* EXERCISE INSTRUCTIONS
Note each line of the entries that includes "favicon". Then copy those lines.

+ + +

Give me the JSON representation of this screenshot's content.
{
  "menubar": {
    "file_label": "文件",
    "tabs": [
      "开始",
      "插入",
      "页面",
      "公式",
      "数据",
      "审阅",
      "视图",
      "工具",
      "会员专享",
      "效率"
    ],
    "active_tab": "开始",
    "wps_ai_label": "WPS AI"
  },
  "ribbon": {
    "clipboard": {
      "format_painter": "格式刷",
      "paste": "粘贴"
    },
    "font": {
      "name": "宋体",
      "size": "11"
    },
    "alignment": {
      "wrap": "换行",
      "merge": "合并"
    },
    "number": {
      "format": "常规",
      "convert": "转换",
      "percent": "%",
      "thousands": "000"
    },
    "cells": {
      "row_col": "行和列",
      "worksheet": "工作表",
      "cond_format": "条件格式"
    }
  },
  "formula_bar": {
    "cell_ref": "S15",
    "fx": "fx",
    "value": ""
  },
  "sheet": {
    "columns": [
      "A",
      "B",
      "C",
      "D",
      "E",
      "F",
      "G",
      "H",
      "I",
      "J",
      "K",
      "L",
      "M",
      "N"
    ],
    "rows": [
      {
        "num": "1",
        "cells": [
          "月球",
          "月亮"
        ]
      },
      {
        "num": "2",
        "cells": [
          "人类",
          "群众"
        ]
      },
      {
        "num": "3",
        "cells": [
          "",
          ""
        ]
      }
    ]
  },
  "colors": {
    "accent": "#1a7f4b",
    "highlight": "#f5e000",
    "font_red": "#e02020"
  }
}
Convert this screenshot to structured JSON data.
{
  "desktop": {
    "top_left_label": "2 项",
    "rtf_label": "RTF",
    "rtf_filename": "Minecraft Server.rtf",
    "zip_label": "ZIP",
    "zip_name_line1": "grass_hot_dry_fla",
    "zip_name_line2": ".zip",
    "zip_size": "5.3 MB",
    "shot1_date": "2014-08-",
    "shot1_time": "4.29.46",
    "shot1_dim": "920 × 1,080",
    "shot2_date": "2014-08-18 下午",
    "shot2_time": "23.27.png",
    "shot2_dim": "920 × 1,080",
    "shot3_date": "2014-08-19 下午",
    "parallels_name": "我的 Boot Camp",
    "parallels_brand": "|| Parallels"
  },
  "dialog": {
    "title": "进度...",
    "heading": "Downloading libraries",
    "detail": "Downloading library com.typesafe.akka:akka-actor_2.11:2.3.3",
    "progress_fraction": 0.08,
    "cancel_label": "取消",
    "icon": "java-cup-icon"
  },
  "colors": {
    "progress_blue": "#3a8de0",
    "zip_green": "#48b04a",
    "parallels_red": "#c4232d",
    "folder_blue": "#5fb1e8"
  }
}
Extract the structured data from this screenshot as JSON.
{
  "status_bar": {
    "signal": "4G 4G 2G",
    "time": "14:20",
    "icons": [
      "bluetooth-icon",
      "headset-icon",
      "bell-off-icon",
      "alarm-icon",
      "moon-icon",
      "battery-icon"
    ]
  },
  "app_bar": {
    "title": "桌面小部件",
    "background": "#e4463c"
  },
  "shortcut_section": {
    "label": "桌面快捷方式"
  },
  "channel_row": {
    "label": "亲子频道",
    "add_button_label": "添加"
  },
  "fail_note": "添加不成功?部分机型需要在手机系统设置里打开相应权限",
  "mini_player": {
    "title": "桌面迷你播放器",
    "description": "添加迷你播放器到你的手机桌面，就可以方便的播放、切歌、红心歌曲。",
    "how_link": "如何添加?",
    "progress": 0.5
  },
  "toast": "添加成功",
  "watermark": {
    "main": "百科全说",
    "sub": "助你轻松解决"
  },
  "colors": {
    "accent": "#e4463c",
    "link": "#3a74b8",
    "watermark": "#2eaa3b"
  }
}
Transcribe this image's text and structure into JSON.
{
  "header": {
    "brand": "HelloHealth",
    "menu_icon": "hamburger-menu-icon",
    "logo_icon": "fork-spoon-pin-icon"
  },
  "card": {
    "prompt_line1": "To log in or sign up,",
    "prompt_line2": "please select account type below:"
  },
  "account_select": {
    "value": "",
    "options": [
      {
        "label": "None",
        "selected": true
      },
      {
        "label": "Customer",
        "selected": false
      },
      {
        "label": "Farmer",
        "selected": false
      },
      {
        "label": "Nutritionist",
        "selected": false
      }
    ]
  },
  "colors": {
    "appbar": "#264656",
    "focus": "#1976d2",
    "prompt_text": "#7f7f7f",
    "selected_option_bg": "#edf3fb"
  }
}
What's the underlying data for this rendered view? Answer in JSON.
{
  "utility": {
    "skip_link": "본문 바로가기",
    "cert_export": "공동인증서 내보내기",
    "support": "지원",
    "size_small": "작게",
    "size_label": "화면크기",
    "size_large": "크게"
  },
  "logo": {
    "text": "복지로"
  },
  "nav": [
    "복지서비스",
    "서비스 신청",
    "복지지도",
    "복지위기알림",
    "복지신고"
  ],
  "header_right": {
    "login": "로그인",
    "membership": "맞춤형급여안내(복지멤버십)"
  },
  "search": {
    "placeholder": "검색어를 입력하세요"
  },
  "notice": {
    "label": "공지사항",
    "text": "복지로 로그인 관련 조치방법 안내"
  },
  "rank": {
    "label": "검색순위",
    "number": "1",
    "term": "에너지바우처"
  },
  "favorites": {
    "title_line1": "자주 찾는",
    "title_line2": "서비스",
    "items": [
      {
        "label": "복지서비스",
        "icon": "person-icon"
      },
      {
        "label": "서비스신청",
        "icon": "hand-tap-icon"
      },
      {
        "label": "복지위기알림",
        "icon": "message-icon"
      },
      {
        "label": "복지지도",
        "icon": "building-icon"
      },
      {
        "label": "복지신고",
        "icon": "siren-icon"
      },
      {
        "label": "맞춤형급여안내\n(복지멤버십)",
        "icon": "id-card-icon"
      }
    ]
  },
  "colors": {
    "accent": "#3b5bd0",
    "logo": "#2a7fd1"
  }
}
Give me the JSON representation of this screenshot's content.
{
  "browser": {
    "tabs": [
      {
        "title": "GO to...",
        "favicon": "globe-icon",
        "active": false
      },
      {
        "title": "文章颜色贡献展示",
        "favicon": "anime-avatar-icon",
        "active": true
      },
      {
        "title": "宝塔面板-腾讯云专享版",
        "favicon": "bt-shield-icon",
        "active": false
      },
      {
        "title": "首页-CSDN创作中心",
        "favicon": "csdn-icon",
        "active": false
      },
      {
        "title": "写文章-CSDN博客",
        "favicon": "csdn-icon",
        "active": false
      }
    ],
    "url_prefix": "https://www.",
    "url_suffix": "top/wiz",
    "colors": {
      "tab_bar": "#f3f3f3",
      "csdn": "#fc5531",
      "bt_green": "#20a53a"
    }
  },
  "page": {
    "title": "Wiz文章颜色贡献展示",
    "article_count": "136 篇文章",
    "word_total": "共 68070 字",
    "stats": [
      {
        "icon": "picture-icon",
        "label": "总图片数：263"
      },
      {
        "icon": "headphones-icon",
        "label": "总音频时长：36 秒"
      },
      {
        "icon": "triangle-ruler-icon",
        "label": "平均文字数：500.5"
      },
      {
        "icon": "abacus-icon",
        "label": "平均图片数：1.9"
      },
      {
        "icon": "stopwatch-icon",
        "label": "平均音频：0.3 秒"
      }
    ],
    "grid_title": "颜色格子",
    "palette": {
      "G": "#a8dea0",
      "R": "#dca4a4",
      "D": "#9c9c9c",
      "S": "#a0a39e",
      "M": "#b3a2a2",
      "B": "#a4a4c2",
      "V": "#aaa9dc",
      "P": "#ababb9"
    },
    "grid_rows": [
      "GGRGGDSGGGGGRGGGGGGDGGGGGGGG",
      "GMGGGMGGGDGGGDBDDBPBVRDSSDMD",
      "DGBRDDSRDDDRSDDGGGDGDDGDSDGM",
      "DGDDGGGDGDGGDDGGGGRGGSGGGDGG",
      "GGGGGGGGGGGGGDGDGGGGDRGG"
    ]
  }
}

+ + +

* OUTPUT BELOW
        "favicon": "globe-icon",
        "favicon": "anime-avatar-icon",
        "favicon": "bt-shield-icon",
        "favicon": "csdn-icon",
        "favicon": "csdn-icon",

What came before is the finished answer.